I spent the last years of my educational career in Austin working as director for a law/humanities magnet school on Congress Avenue. While there, I met a whole crew of interesting people on staff, including a former attorney who taught, among other things, a popular course entitled Street Law. Another gem, Ms. G, taught beginning and advanced journalism and secured the help of a former teacher friend, Ms. Sarah L, who volunteered to help her in the classroom every so often. I’d see Ms. Sarah hobble into the hallway with her walker, an elderly escort helping to get her settled. (Sarah L., it turns out, will be the new school’s namesake—so perfect!)

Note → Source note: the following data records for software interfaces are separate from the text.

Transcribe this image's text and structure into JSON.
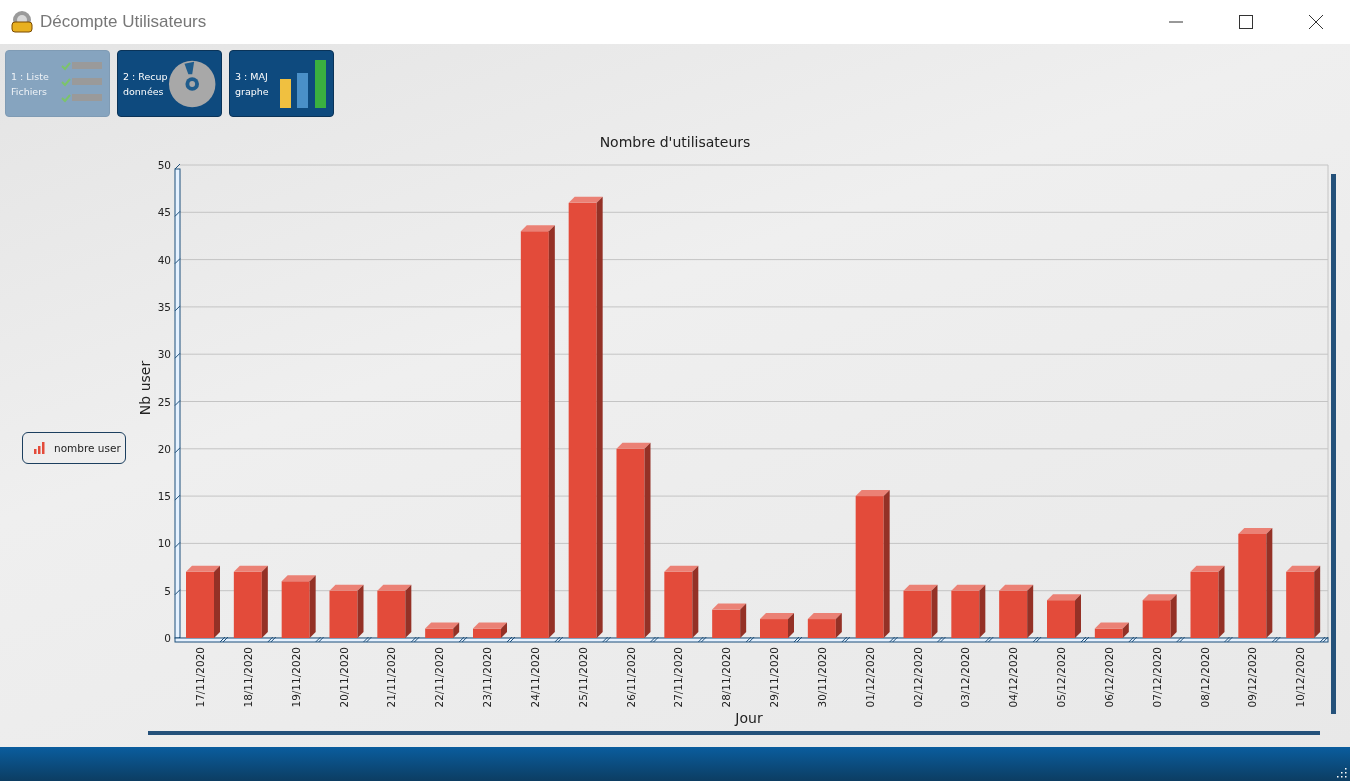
{
  "window": {
    "title": "Décompte Utilisateurs"
  },
  "toolbar": [
    {
      "lines": [
        "1 : Liste",
        "Fichiers"
      ],
      "kind": "list",
      "disabled": true
    },
    {
      "lines": [
        "2 : Recup",
        "données"
      ],
      "kind": "disc",
      "disabled": false
    },
    {
      "lines": [
        "3 : MAJ",
        "graphe"
      ],
      "kind": "bars",
      "disabled": false
    }
  ],
  "chart": {
    "chart_data": {
      "type": "bar",
      "title": "Nombre d'utilisateurs",
      "xlabel": "Jour",
      "ylabel": "Nb user",
      "categories": [
        "17/11/2020",
        "18/11/2020",
        "19/11/2020",
        "20/11/2020",
        "21/11/2020",
        "22/11/2020",
        "23/11/2020",
        "24/11/2020",
        "25/11/2020",
        "26/11/2020",
        "27/11/2020",
        "28/11/2020",
        "29/11/2020",
        "30/11/2020",
        "01/12/2020",
        "02/12/2020",
        "03/12/2020",
        "04/12/2020",
        "05/12/2020",
        "06/12/2020",
        "07/12/2020",
        "08/12/2020",
        "09/12/2020",
        "10/12/2020"
      ],
      "series": [
        {
          "name": "nombre user",
          "color": "#e34b3a",
          "values": [
            7,
            7,
            6,
            5,
            5,
            1,
            1,
            43,
            46,
            20,
            7,
            3,
            2,
            2,
            15,
            5,
            5,
            5,
            4,
            1,
            4,
            7,
            11,
            7
          ]
        }
      ],
      "ylim": [
        0,
        50
      ],
      "grid": true,
      "yticks": [
        0,
        5,
        10,
        15,
        20,
        25,
        30,
        35,
        40,
        45,
        50
      ]
    }
  }
}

One day, I don’t recall what brought it up, but Ms. G and I were talking. My office was directly across the hall from her classroom. She told me that as she was about to be married, her mother said to her, “Morgan, unfortunately you’re a very plain looking young woman. Therefore you will need to leave your make up applied when you go to bed each night. When your husband falls asleep, only then should you get up and wash it all off. Of course, you’ll need to get up early to re-apply before he awakens.”
I was floored. Maybe it’s because I’m also a very plain looking young woman. Maybe it’s because I never knew I was supposed to do this! Maybe my mother was remiss in suggesting it before my wedding day. Maybe she knew I’d never go for it because neither did she! I was shocked to hear this from Ms. G because she’s a bigger than life personality. Gold, silver, and bronze stars lined the entry to her classroom: awards for outstanding journalistic submissions to competitions by her students! The idea that she would need to “fudge” anything to please anyone just broke my heart.

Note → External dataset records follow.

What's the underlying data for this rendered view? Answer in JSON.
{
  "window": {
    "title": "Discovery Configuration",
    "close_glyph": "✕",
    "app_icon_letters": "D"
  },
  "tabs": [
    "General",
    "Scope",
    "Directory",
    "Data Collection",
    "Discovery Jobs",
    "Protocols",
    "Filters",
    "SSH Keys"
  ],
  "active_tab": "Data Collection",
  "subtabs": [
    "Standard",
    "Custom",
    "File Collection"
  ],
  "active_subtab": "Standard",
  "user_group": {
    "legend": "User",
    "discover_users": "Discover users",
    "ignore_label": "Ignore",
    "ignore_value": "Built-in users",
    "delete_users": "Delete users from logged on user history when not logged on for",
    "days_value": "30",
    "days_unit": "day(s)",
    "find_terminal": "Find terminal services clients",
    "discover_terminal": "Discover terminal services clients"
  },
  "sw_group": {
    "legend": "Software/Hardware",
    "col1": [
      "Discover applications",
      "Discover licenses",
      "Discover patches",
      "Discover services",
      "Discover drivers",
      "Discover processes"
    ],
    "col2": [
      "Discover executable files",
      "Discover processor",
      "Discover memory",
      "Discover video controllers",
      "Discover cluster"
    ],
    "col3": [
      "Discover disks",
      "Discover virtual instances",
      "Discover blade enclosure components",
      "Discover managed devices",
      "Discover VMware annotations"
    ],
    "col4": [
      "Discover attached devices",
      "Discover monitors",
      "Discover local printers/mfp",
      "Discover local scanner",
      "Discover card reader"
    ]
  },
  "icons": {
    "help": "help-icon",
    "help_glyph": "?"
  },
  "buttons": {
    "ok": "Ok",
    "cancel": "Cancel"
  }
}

We’ve been watching The Marvelous Ms. Maisel series lately. The series is loosely based on the life of Joan Rivers, who had a tough time breaking into the man’s world of comedy in the fifties and sixties. Viewers don’t know why she does it, but the young, newly married Ms. Maisel is shown going to bed with base, liner, shadow, mascara—full facial makeup. As soon as her husband falls asleep, she gets up, washes it away and lies back down quietly. When her alarm sounds in the early morning hours, she gets up, reapplies all of it and lies back in bed as if still asleep. This, then, was exactly what Ms. G described to me! I checked to see if this was a cultural tradition of certain groups of women of the fifties and sixties or not. As far as I can tell, it came about purely as a marketing department’s dream. No one group subscribed to it, but somehow women talked about it, (probably at the beauty salon) and word spread. This would be the ticket to keeping your man! After all, it was a man’s world!
Now my sisters and I performed quite a lot of makeup applications—it was a perfect winter activity when we could either shovel snow with friends, or watch Gunsmoke with the family. So I am no stranger to cosmetics, however, the idea of mucking up a perfectly good pillowcase for no reason trying to look like Sophia Loren or the new curvey model for Revlon, Ashley Graham, seems ridiculous! I throw a hissy fit anytime I accidentally fall asleep with my makeup on, and immediately take my pillowcase off and throw it in the laundry. I take one look at myself, red-eyed and headachy from contacts that never got removed, goopy eyed, and sometimes I tell myself I’m just too old to be doing any of this any more. I just want to revert back to the simple, plain look instead of the simple, plain, made up look that takes so much more time and effort to achieve!
After all, no one really cares….. except me.